◆ **Directions**
Filter the entries that follow, copying every line in which the word "Shape" appears.

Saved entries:
Start of Block

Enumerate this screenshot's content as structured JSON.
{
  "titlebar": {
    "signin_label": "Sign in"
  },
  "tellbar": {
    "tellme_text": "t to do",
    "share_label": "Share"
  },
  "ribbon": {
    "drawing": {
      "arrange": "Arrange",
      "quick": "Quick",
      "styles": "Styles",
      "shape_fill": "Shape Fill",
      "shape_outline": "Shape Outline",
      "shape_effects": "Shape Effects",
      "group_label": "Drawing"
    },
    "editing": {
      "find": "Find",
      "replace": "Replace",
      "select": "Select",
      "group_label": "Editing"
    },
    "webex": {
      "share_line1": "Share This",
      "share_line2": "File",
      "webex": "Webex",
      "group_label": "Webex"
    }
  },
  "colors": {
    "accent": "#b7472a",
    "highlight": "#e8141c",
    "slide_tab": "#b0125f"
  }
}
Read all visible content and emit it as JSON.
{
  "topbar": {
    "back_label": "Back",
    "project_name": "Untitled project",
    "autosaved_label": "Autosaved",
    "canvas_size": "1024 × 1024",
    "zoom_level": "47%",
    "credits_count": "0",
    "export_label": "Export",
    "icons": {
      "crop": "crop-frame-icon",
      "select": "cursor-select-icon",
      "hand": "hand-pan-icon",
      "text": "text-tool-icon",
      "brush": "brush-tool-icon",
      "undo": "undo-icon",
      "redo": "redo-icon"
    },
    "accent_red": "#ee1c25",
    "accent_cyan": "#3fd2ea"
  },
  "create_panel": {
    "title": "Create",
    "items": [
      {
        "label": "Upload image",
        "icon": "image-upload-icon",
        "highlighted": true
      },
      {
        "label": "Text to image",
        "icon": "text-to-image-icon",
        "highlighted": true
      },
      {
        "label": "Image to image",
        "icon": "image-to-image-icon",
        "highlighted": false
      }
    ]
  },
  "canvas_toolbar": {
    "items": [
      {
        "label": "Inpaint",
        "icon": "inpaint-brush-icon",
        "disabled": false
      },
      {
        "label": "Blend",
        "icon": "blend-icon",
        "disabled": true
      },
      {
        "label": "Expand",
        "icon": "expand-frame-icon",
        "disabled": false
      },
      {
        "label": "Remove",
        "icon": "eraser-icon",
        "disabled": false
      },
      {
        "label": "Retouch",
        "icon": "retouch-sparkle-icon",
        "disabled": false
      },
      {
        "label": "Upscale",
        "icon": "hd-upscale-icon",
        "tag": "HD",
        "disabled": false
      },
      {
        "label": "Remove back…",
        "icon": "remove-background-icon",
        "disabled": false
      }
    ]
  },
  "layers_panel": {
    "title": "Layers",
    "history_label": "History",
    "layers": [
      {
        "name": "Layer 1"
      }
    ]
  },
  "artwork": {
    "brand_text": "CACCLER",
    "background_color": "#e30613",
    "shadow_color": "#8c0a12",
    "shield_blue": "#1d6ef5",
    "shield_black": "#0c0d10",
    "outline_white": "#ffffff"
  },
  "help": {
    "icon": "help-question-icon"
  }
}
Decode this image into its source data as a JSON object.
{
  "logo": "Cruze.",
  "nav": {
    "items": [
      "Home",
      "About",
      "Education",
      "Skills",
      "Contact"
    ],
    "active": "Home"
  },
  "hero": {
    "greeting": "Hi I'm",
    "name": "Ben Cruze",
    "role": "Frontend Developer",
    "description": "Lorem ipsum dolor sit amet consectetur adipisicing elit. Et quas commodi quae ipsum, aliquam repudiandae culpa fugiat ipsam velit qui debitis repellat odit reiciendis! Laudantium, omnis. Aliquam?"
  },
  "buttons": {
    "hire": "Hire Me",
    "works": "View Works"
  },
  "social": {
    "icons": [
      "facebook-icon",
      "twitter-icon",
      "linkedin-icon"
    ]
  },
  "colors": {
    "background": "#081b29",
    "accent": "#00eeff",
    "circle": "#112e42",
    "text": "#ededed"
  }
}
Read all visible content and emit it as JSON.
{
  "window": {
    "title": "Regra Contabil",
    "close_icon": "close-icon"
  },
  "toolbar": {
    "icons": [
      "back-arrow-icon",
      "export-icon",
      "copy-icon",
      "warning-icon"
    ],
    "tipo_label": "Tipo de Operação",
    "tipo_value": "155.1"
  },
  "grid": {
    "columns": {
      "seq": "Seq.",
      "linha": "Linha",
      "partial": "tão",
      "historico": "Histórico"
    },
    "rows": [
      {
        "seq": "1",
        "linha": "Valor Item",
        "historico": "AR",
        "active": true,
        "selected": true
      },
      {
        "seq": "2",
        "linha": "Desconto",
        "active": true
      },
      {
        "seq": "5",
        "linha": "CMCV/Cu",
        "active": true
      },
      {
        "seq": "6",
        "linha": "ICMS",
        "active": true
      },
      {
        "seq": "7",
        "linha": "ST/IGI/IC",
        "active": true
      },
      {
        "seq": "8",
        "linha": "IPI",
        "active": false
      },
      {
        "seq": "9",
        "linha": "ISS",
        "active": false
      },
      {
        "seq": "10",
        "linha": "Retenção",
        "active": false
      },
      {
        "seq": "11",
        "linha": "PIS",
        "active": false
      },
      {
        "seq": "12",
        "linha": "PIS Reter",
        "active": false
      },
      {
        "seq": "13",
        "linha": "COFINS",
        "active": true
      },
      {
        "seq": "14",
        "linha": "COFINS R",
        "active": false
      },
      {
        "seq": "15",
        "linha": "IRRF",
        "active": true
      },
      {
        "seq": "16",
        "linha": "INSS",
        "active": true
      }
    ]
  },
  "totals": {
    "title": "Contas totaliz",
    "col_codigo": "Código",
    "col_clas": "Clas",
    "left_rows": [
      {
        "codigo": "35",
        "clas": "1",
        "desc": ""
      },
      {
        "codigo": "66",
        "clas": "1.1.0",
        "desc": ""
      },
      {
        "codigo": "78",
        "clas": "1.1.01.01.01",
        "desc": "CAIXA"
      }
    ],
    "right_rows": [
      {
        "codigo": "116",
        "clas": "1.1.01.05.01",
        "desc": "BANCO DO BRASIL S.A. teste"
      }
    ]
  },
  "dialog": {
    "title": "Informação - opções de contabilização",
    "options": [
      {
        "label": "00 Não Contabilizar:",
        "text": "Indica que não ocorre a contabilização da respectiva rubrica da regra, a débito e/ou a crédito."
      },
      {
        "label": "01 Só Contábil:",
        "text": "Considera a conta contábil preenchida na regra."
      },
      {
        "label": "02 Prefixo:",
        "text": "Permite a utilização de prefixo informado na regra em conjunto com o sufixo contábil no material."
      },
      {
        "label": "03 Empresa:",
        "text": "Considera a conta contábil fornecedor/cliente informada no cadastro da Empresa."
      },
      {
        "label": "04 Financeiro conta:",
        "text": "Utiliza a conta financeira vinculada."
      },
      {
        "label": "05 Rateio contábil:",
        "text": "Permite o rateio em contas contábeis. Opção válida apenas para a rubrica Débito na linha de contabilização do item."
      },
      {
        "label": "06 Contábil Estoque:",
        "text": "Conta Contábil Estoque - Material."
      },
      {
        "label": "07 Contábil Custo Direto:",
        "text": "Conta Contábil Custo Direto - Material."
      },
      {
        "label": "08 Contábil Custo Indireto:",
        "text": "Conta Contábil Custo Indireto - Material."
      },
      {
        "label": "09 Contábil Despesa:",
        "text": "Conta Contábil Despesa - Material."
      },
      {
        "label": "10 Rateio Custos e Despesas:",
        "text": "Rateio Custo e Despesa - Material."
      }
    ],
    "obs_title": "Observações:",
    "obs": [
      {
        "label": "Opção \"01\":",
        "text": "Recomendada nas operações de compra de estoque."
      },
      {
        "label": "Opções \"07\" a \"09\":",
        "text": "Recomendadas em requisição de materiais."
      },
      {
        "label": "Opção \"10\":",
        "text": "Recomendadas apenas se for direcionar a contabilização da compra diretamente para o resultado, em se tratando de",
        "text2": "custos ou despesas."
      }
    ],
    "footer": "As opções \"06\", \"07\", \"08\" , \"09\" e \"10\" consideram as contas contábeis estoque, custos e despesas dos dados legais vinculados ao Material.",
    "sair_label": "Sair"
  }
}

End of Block

◆ **Answer to the problem**
      "shape_fill": "Shape Fill",
      "shape_outline": "Shape Outline",
      "shape_effects": "Shape Effects",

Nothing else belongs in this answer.